    4. I've always used PrintFile sleeves. Again, the purpose is to make a quick reference print - no one expects it to be technically perfect. I will say that when I am contact printing 4x5 negatives (not proof sheets - true contact prints for display) on commercially-available silver-based paper, I don't put anything between the negative and the paper. In that instance, I want ultimate quality. On the other hand, when I am making Pt/Pd contact prints using paper that I have to sensitize myself, I always put a thin sheet of acetate between the negative and the paper to prevent any residual moisture in the recently-sensitized paper from migrating into the negative.

    5. I always use RC paper for proof sheets specifically because it can be processed more rapidly.

    6. I've never heard that, and I've always stored my negatives in PrintFile sleeves in archival boxes. Frankly, that keeps them flat. Never roll your negatives because over time, they will conform to that roll and you won't be able to flatten them for printing.

    7. Standardize everything! There is a mark on the column of my enlarger that shows the height of the head to make a contact proof sheet from negatives on 8X10 paper, and there is another mark on my enlarger timer to show the exposure time at f8 with my standard 50mm enlarging lens. All I have to do is put the head in the appropriate position, adjust the focus so that the light spread covers my home-made contact print (a sheet of plywood with felt glued to the top surface and with a sheet of glass fastened to one edge with duct tape to form a hinge). Development time on RC paper is one minute at room temperature.

    "But I was told by a instructor to make test strips for everything. Did she really meant, everything, all the time, forever? Or only while I'm still a newbie?"

    Test strips are NOT the same thing as proof sheets. A test strip is a way of assessing the contrast range in a negative in order to select the appropriate paper contrast filter.
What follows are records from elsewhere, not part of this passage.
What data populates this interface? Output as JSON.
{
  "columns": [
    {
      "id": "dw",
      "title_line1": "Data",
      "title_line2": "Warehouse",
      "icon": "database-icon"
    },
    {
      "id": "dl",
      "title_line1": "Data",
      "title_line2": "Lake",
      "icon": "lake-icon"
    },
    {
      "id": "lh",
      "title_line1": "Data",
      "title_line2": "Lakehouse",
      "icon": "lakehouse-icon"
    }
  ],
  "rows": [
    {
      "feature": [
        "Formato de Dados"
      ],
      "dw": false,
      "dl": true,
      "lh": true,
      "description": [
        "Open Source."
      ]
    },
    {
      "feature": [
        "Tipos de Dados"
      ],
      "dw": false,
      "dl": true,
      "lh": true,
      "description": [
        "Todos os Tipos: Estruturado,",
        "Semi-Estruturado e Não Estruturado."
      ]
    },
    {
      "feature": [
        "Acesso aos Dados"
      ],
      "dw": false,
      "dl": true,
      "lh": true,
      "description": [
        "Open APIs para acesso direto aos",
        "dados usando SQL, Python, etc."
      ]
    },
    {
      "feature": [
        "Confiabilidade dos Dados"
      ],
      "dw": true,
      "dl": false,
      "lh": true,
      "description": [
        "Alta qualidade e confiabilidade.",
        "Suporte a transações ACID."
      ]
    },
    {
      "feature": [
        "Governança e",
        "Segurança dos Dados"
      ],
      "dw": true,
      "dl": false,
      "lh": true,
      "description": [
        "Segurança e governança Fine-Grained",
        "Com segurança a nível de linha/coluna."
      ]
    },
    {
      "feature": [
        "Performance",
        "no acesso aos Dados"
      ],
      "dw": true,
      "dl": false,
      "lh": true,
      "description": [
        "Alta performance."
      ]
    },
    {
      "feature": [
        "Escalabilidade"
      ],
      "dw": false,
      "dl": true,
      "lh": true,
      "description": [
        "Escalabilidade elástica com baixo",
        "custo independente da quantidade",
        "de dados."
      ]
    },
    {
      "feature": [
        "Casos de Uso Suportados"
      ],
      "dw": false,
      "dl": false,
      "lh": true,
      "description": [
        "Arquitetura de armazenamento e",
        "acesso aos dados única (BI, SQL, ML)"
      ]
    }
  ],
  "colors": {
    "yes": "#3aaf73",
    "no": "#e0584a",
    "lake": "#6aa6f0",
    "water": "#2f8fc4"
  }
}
You should first determine the minimum exposure time required to achieve maximum black from an exposed film rebate, and using that exposure time, make a test strip that includes both the brightest highlight and darkest shadow where you want the final print to show detail. Select a contrast filter that will give you detail in both of these areas. Then, make another test strip, but this time use a card to adjust the exposure time on the strip over and above that 'maximum black' exposure time. The steps in the variation should be significant - say 25% of the maximum black time. Use that test strip to target an initial exposure time for the negative. Then, you can make your first work-print.
    Last edited by Monophoto; 11-25-2010 at 09:20 AM. Click to view previous post history.
    Louie

Page 1 of 2 12 LastLast


 

APUG PARTNERS EQUALLY FUNDING OUR COMMUNITY:



Contact Us  |  Support Us!  |  Advertise  |  Site Terms  |  Archive  —   Search  |  Mobile Device Access  |  RSS  |  Facebook  |  Linkedin